Sound: If you're a fan of Eric Clapton, there's little doubt that you'll relish the latest compilation that covers pretty much every high point you could think of in the Slowhand's extensive career post-1968. This is not an album of rarities or exclusive live performances, but it is for the person who would love to have a concise collection of Clapton's biggest hits - and he's got a lot of them. Although the exclusion of his Yardbirds' years might peeve some out there, Complete Clapton is truly extensive and does include highlights from his Cream days on forward. With 36 songs on 2 disks, it makes for an easy, enjoyable listen.
Complete Clapton is a chronological journey that begins with I Feel Free, Sunshine Of Your Love, and an unexpected live version of Crossroads performed at Winterland in San Francisco. The guitar solo on Crossroads is not surprisingly even more impressive than the studio version, and all the instruments come across beautifully. Considering how powerful that live track is, it would have been nice to get a few more of those concert hall performances.
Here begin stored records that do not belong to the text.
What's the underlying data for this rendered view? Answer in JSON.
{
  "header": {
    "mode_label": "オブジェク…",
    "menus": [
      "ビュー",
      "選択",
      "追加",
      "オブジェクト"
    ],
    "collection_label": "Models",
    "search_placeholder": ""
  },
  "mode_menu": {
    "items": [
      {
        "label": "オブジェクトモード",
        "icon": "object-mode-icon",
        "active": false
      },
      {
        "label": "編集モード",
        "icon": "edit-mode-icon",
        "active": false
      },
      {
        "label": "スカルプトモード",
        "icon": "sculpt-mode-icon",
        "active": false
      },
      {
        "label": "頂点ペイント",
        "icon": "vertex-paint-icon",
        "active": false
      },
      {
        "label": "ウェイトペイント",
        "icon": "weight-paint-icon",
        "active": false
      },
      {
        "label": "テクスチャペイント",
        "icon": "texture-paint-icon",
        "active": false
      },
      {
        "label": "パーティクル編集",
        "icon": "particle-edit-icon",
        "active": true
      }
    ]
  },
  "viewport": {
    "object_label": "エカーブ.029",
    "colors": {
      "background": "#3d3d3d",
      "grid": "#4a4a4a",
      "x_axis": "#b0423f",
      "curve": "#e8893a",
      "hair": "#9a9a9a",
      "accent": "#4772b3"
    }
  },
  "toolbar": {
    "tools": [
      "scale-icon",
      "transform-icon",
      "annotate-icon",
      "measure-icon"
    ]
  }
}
But unless you're a diehard Clapton fan who seeks out every rarity, you should find the latest compilation pretty thorough. The most famous tracks from the Blind Faith and Derek & The Dominos eras are covered on the 1st disk, with the crowd-pleasing Layla and the powerful Bell Bottom Blues among the bunch.
About halfway through disk one, you already get a taste of Clapton's solo work, with I Shot The Sheriff, Cocaine, and Wonderful Tonight among the highlights. This is essentially a greatest hits CD, so expect to hear a lot of radio hit singles. Clapton has had a pretty amazing go as a solo artist, and that becomes extremely evident when you see how many Billboard hits show up on Complete Clapton. Between the 2 disks, you'll hear songs that you might have even forgotten over the years (if you were alive in the '80s, that is), with I Can't Stand It, Forever Man, Pretending, and The Color Of Money's unofficial theme It's In The Way That You Use It among them.
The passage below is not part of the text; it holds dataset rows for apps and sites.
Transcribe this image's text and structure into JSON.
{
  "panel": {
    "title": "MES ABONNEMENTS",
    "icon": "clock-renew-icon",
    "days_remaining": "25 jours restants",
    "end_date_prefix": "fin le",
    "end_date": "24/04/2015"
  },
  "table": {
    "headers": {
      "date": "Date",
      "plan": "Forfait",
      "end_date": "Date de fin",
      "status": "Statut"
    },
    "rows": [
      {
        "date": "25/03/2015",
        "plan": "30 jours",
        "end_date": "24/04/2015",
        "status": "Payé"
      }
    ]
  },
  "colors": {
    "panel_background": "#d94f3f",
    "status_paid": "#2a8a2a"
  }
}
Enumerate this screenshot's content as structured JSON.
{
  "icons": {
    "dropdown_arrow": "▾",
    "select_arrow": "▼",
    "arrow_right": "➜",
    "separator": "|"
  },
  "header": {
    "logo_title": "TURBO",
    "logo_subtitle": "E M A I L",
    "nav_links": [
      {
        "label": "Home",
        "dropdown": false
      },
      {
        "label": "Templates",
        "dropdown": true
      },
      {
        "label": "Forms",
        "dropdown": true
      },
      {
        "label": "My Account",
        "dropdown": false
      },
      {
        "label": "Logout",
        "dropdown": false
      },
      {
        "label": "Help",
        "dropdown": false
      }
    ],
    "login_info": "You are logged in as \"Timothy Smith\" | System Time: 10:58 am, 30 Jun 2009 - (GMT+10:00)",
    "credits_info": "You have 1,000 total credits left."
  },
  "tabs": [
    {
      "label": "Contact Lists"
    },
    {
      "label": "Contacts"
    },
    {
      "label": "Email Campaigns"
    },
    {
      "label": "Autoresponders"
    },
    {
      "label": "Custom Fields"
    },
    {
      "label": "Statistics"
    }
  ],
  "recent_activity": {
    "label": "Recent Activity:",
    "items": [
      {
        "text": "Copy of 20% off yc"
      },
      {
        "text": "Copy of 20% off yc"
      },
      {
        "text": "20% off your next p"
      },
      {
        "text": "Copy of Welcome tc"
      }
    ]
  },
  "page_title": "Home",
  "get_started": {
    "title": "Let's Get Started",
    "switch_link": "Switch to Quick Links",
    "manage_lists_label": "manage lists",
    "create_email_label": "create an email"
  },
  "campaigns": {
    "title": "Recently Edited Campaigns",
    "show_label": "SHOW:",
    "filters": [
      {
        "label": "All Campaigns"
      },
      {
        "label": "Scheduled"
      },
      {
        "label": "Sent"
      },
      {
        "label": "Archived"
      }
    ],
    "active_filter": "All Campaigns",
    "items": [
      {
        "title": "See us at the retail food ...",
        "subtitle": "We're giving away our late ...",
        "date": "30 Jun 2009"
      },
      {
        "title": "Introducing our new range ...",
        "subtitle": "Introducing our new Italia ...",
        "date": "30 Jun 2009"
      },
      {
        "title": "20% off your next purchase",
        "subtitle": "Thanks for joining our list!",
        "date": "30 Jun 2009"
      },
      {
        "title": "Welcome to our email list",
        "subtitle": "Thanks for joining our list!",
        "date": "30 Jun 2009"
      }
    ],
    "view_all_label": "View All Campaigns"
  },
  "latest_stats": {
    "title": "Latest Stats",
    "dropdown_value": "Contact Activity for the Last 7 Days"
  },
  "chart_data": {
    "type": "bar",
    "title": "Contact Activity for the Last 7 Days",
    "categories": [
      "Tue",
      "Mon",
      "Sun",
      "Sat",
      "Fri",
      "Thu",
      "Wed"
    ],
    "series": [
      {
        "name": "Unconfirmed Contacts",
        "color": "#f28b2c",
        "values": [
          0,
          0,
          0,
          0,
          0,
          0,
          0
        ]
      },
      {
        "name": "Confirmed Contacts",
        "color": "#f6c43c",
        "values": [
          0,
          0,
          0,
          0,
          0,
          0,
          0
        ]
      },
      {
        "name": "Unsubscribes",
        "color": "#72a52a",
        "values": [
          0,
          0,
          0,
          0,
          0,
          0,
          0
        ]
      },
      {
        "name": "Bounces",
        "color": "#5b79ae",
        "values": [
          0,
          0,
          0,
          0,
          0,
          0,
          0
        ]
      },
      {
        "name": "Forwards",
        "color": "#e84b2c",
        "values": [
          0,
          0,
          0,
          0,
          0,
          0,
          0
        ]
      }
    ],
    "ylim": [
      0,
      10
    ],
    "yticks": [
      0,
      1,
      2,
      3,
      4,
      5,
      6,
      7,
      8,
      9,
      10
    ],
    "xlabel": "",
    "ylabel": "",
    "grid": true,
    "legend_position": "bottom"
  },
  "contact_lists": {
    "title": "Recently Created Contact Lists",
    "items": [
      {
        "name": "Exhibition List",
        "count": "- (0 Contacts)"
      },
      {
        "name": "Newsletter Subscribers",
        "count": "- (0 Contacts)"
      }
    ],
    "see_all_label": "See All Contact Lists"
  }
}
The 2nd disk features some of Clapton's work from the '80s, but the last half represents the Clapton we're probably more familiar with today. It's the older, low-key Clapton that is the showcase for much of it, and it's a completely new side of the guitarist that might not mesh with fans of the Cream days. With Tears In Heaven and Change The World as prime examples, some listeners might find themselves returning to the 1st disk to hear a grittier, rock-oriented Clapton. // 9
Lyrics: There are more than a few decades covered on Complete Clapton, and you'll get an in-depth look at where Clapton was at certain points via the lyrics. While not every song is autobiographical, there are more than a couple that hit very close to home. Layla and Wonderful Tonight were supposedly written about his unrequited love for Patti Boyd, who just happened to be George Harrison's wife at the time. Fast forward to his more recent material, and it even gets more heartbreaking. Clapton wrote Tears In Heaven after his 4-year-old son Conor fell 53 stories to his death. You don't get much more genuine than a lot of the material on Complete Clapton, and it does feel almost like a diary of Clapton's life. // 10
Overall Impression: There have been several greatest hits albums for Clapton that have been released over the years, but none of them have put the complete focus on every hit the guitarist has had since the 1960's. Back in 1988 there was an extremely in-depth box set called Crossroads that went way beyond singles material, including works from The Yardbirds and John Mayall's Bluesbreakers. Complete Clapton doesn't go that far back, but it does feature plenty of songs after Crossroads was released, namely his unplugged version of Layla, the duet with B.B. King Riding With The King, and Change The World. It's true that about half of the 2nd disk represents a mellower, laid-back Clapton, but in general Complete Clapton will be no disappointment to Clapton fans from any era. // 9